In a lot of the book forums I frequent, I often see posts by newbies asking plaintively how one goes about getting an agent. The traditional publishing segment, of course, continues to bleat out its timeworn advice to writers: get an agent, get validated by being traditionally published. It’s interesting, isn’t it, that the only way to get “validated” is by doing things their way, playing by their rules? But that’s another post.
A much more interesting note is the fact that recently traditional publishers have found that combing through the growing ranks of indie writers is yielding a double bonus for them: these writers have already gambled on putting their voices out there and for some the public has responded positively.
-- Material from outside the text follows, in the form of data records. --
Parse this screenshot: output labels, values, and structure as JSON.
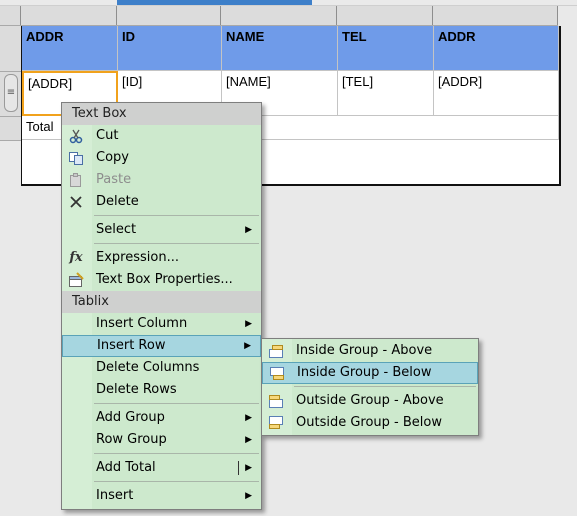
{
  "table": {
    "headers": [
      "ADDR",
      "ID",
      "NAME",
      "TEL",
      "ADDR"
    ],
    "row": [
      "[ADDR]",
      "[ID]",
      "[NAME]",
      "[TEL]",
      "[ADDR]"
    ],
    "total_label": "Total"
  },
  "context_menu": {
    "textbox_header": "Text Box",
    "cut": "Cut",
    "copy": "Copy",
    "paste": "Paste",
    "delete": "Delete",
    "select": "Select",
    "expression": "Expression...",
    "textbox_properties": "Text Box Properties...",
    "tablix_header": "Tablix",
    "insert_column": "Insert Column",
    "insert_row": "Insert Row",
    "delete_columns": "Delete Columns",
    "delete_rows": "Delete Rows",
    "add_group": "Add Group",
    "row_group": "Row Group",
    "add_total": "Add Total",
    "insert": "Insert"
  },
  "submenu": {
    "inside_above": "Inside Group - Above",
    "inside_below": "Inside Group - Below",
    "outside_above": "Outside Group - Above",
    "outside_below": "Outside Group - Below"
  },
  "colors": {
    "header_fill": "#6f9be9",
    "menu_bg": "#cde9cd",
    "highlight": "#a6d6e0",
    "selected_cell_border": "#f1a21c"
  }
}
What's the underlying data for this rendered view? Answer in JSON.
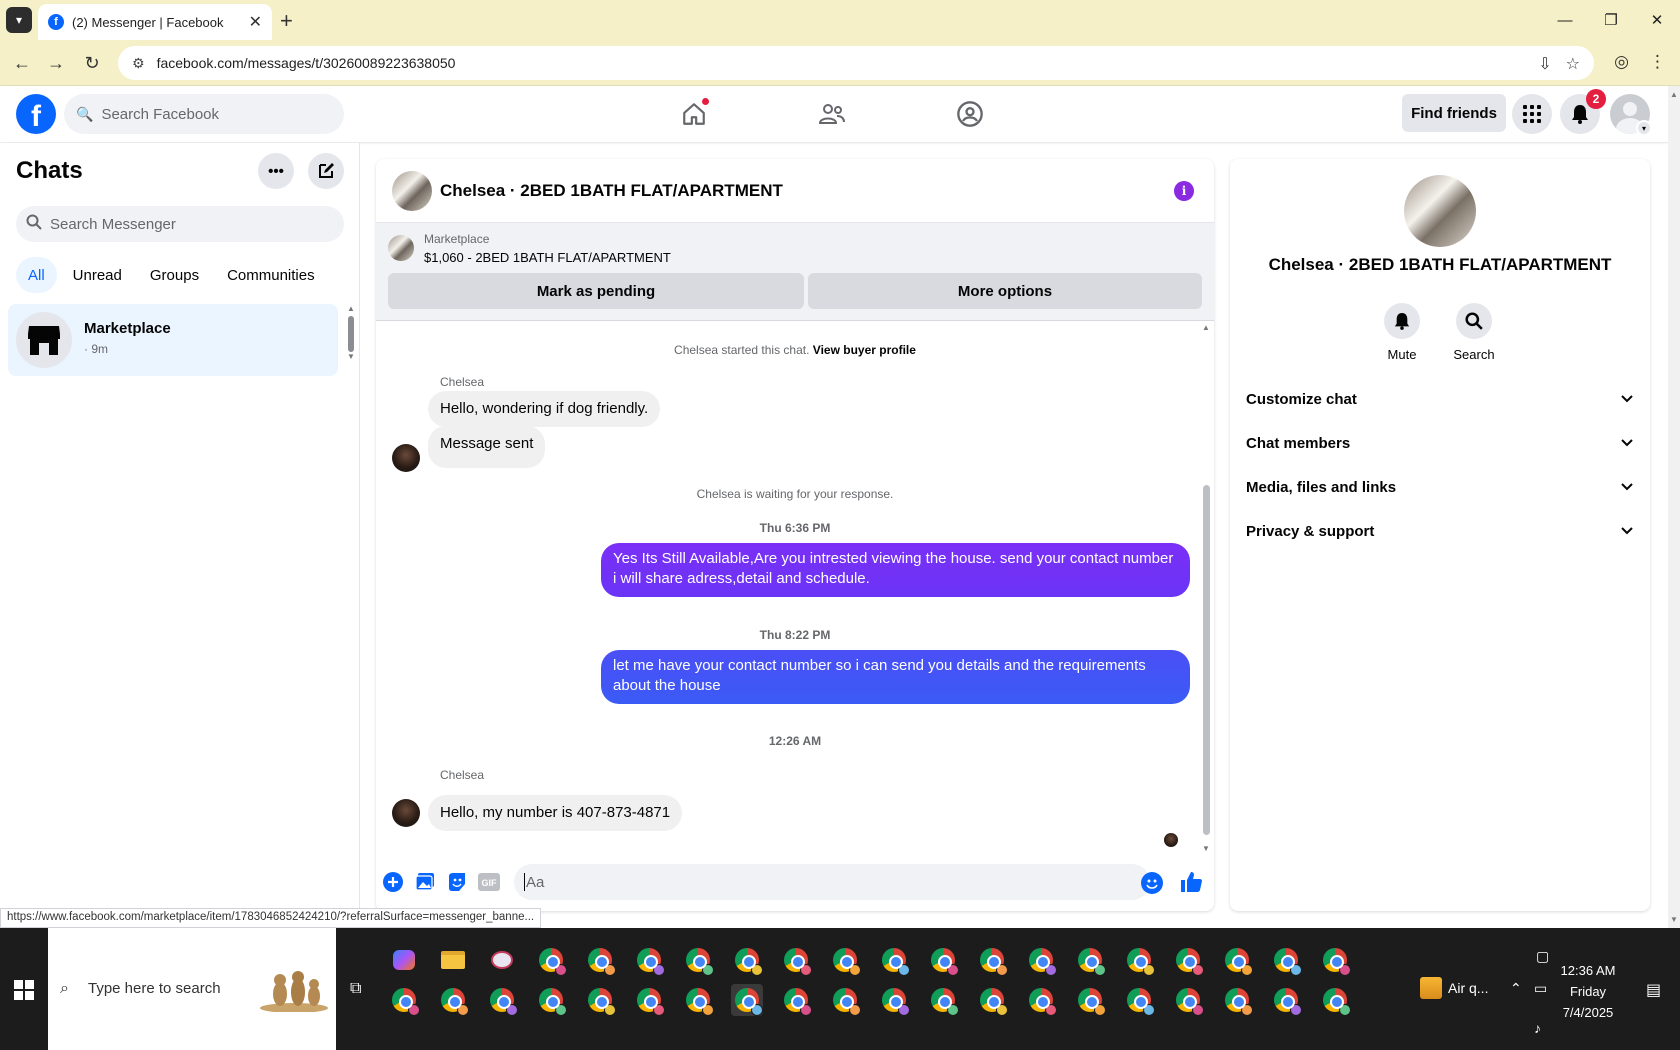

The traditional publishers are now taking a new look at the indie boom, since they’re finding (1) good books, already vetted by the public, with (2) a built-in following. The publishers are definitely seeing—and jumping on—the opportunities of the growing indie movement.
But the ones who are still dead-set against it? You got it. The agents, the very ones who are being marginalized by this new tete-a-tete. After all, if you can put your book out there, gather a following and possibly, eventually, get picked up by a traditional publisher, who needs an agent?
I had one once, through sheer serendipity. Eons ago, back in the middle Paleolithic, I used to write my books in longhand on blue line. By the time I got done with one, I was pretty well sick of it and I had no interest in typing it up (on a typewriter [electric, not manual. It wasn’t THAT far back!]). Luckily my mom was a good typist and volunteered to do it for me, so I shipped my 15-pound manuscript off to her.
Unbeknownst to me, she not only typed up my book but liked it well enough to shop it around to a literary agent she knew. He liked it, as well, and agreed to represent me.
All of a sudden **bam** I had an agent!
Initially things went well. He dutifully made copies of my ms and mailed it out to various publishers. He would let me know when he received a response of note, usually a rejection letter with nice encouragement, i.e., “Doesn’t fit our program at the current time, but has promise and we hope you will keep us in mind on future projects,” or something of that nature. As he was pitching the first book, I was writing the second. When he notified me that he had negotiated a contract for the first book, I was, understandably, over the moon.
Unfortunately my book took a little longer to make it through the process to publication than it should have. The company that originally bought my book went under; it was bought out by another. In the aftermath, the second company had to go through the backlog of contracts and decide which ones it wanted to keep and which ones it didn’t. I was lucky; it kept mine.
But it took four years before the book came out. In the meantime, of course, I was writing and figured my agent was earning his keep by sending out my second book. It was a jolt when I got a letter from my publisher asking if I had any other books they could see. Well, yes, of course I have other books. I promptly sent them my second book. They liked it and bought it. So now I’m thinking: what the heck is my agent doing?
Come to find out he was busy looking for properties for movie projects. He told me to quit writing westerns (both my first two books were western romances) because they didn’t translate well to the big screen. He had many ideas for what I should have been doing, but no interest in promoting what I was doing.
Needless to say, it was time to go our separate ways. That was back in, um, 1987. Since then, I’ve published 9 other books by various means, both traditional publishing and self-publishing. And I haven’t had an agent for any of them.
Do you need an agent? Only you can answer that question. The answer for me has been a resounding NO.